* **Problem**:
Below are records; give the number of their lines that contain "title", and only that number.

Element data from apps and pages
+++

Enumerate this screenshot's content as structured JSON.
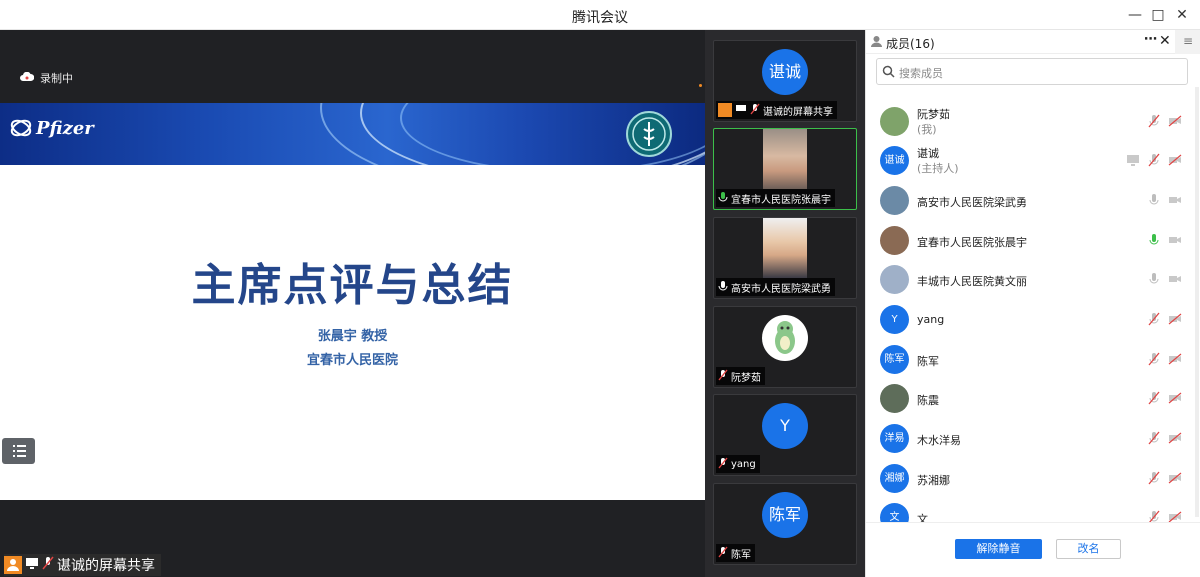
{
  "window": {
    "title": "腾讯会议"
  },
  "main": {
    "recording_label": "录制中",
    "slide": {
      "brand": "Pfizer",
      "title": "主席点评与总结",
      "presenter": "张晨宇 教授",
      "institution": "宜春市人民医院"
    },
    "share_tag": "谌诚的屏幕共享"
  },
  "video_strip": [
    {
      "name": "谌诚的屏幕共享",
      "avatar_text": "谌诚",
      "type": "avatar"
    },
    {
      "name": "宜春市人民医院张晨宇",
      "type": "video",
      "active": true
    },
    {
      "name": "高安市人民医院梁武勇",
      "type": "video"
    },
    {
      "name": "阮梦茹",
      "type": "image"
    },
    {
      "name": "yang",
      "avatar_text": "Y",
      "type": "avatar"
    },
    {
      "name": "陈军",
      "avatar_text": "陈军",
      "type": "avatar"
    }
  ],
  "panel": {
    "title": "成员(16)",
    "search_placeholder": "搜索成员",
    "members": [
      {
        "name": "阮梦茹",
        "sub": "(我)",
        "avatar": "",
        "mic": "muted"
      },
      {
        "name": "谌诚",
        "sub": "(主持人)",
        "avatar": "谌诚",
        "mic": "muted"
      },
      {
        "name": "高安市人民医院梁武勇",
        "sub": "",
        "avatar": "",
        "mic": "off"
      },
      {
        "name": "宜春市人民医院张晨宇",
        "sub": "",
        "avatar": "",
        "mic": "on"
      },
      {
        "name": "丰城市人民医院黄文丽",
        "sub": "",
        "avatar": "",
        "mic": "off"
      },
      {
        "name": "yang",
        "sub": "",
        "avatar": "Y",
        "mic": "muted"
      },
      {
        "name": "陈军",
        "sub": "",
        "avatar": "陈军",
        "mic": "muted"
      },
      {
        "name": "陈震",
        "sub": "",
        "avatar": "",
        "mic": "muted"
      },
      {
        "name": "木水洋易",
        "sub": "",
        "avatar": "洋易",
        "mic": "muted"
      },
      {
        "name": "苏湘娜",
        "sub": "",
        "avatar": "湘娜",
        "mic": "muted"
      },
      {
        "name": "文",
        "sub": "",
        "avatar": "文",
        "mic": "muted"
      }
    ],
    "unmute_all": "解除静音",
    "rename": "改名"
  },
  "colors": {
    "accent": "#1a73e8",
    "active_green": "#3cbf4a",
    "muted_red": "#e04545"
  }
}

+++

* **Exercise response**:
3